In terms of looks, Two Point Hospital isn't likely to wow, but it functions beautifully, even at very low settings. The cartoon style scales well with different systems and, while effects like shadows and anti-aliasing are nice, the game itself is just as much fun with or without smooth edges or flourishes of lighting effects.
The most problematic medical conditions you'll be dealing with have silly effects and amusing animations that really draw the eye. Clowns roam freely, men and women with light bulbs for heads queue alongside unfortunate sufferers of Pandemic, aka having a cooking pan stuck on your head. It's a great way to both add some much needed flavour to the crowds wandering between your various rooms and let players know which treatments are in high demand.
Musically, Two Point Hospital is both a nostalgic treat and, for some, may eventually become a torture. Taking very clear inspiration from it's forefather, the soundtrack is a mix of light ambiance and trumpy, slightly absurd sounding jingles that wouldn't be completely out of place in an elevator. Perhaps it's the result of long play sessions, but after hearing the tracks rotate a few times in one sitting, I found them starting to grate. A handful more tunes to mix things up a bit would have been nice, but ultimately the music does fit the game perfectly and it's always possible to turn it off when it becomes too much.
Oddly for a single player management game, there are multiplayer challenges available so you can see which of your peers can cure the most patients, train the most staff or earn the most research points, among other things. Over the course of the challenge, limited to 180 in game days, the game tracks your stats and actions so that once you've challenged a friend they'll be able to see exactly when and how you got your score. It's a nice way to extend the lifespan of the game, giving those with a case of Two Point addiction reason to go back to previous levels and maximize their hospital's output as well as share strategies.

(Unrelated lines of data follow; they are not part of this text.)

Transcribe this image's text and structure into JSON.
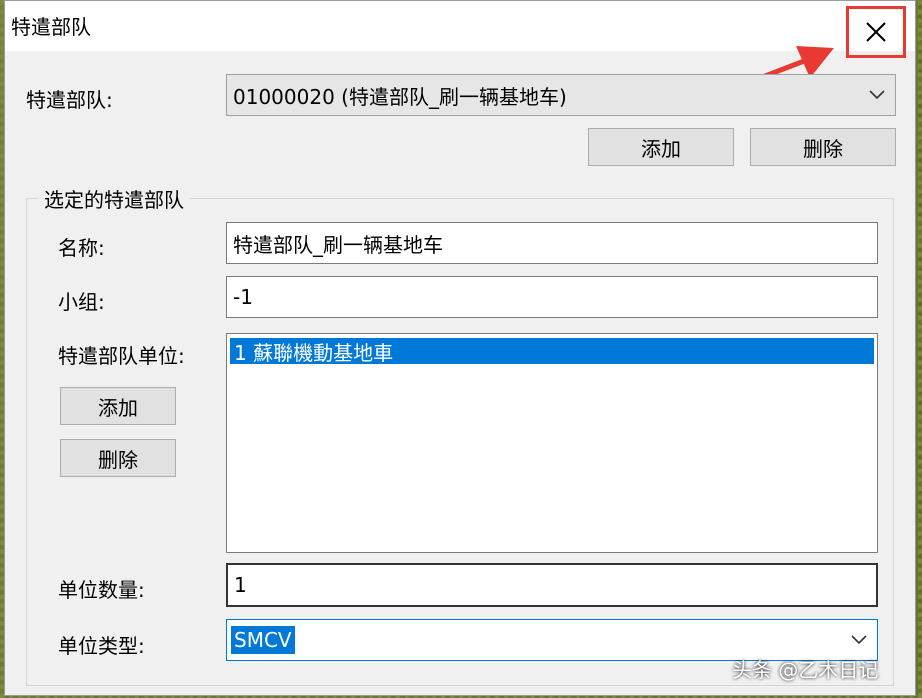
{
  "window": {
    "title": "特遣部队"
  },
  "top": {
    "team_label": "特遣部队:",
    "team_selected": "01000020 (特遣部队_刷一辆基地车)",
    "add_label": "添加",
    "delete_label": "删除"
  },
  "group": {
    "title": "选定的特遣部队",
    "name_label": "名称:",
    "name_value": "特遣部队_刷一辆基地车",
    "team_group_label": "小组:",
    "team_group_value": "-1",
    "units_label": "特遣部队单位:",
    "units": [
      "1 蘇聯機動基地車"
    ],
    "unit_add_label": "添加",
    "unit_delete_label": "删除",
    "count_label": "单位数量:",
    "count_value": "1",
    "type_label": "单位类型:",
    "type_value": "SMCV"
  },
  "watermark": "头条 @乙木日记",
  "colors": {
    "accent": "#0078d7",
    "highlight": "#e83a32"
  }
}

Two Point Hospital has ultimately delivered on it's promise of being a modern update to the Theme Hospital formula and has hopefully served as a reminder to the industry that dour, serious management games aren't the be all, end all and that throwing in some humour can really elevate a game. Hints from the Two Point team of further games covering other industries, potentially even linking together in some meaningful way, have me anticipating more silly antics to come. I can't help but imagine how much fun Two Point Transportation or Two Point Prison might be and hope.